Gameplay is really the main thing I'm showing off for Iterum; the main concept I had in mind when developing the original RPG Coded was for the "Coded" to actually mean something, although I got distracted by my fancy class system and whatnot and never managed to put my ideas down. Basically, there were going to be no or very few skills in the game by default. Instead, the player would have to create, or "code", their own skills. This idea will carry on into Fire Emblem: Coded.
Each skill in Coded has three components: Effect, Modifier and Amplitude. The Effect is the main component, since it determines what the skill actually does. This could be "extra damage", "stat increase", "health regeneration", "extra turn", and basically any other skill from any Fire Emblem game. The Modifier makes the Effect more specific; for Extra damage, the modifiers could be "using a sword", "using an axe", "against beasts", "while indoors", or anything else really. The Amplitude determines, for example, how much extra damage would be done.
Each skill costs a certain number of points; this is based upon the Effect, Modifier and Amplitude of the skill. Effect has a base cost, Modifier adds or removes from that cost, and Amplitude multiplies the result by a certain amount. Each character has a certain number of points available to them to spend on skills; this increases as they gain levels, in much the same way as any other statistic increases; meaning characters have different growths, and classes have different caps for the stat.
Not all skill options are available from the start: instead, a number of effects, modifiers and attributes are unlocked as characters progress through the different classes. So instead of earning skills, classes earn the parts to make those skills.
The Coded theme will also apply to items, with the Forging system from Awakening being greatly expanded (since it was kind of useless in that game). I don't have much to say on that topic yet, though.
Also something I feel like pointing out is that there will be a support system in this game too, and with a bunch of additions including my main complaint about Awakening, same-sex romantic supports.

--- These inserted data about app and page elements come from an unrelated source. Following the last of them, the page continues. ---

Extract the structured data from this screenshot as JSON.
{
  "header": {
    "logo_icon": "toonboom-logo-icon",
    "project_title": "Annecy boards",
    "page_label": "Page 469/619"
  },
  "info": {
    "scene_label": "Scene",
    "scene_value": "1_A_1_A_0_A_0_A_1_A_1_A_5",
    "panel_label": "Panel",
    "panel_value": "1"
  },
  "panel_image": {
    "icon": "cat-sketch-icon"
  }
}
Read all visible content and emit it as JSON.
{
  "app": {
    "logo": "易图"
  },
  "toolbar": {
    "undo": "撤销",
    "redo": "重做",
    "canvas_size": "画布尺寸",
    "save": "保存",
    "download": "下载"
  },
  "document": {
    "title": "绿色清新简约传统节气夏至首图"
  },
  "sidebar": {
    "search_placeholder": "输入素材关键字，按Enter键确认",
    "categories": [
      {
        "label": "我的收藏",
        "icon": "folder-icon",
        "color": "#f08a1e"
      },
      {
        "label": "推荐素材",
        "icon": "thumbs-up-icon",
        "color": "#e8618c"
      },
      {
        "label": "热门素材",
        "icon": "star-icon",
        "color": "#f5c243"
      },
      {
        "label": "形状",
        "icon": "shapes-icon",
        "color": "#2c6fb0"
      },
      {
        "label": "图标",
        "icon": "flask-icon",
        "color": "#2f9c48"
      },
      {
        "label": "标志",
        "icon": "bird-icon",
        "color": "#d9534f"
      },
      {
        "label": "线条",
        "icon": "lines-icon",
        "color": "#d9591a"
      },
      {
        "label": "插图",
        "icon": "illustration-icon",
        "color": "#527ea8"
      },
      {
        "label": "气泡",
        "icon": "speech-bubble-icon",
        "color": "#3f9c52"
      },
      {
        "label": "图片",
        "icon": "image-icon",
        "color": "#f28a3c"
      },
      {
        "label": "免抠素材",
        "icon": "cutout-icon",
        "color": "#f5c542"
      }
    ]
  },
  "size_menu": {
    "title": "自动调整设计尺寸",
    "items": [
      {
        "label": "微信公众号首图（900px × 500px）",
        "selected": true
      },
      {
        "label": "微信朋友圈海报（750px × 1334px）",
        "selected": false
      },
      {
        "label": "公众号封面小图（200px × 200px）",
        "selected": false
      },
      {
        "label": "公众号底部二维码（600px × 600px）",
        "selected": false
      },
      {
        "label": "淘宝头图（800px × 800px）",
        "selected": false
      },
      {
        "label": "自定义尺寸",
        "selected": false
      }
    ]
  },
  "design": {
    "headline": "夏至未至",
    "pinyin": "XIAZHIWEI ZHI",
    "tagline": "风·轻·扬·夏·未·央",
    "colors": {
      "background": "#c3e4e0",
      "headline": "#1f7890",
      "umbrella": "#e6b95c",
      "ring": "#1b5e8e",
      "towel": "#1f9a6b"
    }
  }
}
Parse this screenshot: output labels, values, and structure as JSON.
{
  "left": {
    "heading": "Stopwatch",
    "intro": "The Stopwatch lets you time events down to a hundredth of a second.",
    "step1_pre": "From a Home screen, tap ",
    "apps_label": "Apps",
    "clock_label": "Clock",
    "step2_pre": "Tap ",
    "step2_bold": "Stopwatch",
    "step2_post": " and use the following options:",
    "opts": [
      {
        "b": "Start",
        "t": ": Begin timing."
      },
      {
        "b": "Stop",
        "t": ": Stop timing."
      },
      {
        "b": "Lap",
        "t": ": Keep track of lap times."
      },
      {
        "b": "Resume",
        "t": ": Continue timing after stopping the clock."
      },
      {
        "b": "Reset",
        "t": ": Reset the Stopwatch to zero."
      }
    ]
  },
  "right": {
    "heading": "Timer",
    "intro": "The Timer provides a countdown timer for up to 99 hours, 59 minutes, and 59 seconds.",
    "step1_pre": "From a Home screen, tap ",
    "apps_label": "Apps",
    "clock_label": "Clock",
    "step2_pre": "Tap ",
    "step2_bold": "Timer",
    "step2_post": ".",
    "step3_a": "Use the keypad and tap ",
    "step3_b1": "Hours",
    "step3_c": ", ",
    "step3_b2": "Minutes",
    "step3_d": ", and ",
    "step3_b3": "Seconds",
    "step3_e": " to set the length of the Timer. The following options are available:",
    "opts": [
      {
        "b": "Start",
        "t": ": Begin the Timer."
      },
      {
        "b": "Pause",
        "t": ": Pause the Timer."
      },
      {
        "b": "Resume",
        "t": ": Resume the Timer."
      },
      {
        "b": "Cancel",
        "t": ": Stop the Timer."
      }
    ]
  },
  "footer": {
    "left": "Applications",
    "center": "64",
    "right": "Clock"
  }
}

The game will also have a second generation because I really love the inheritance system (and, in Coded, the children will inherit the individuals parts of the skills required, meaning you can combine skill parts from classes that would otherwise never be possible on the same character to create uber-skills), but I haven't exactly worked out how I'll fit that in the story yet; needless to say, it's definitely planned.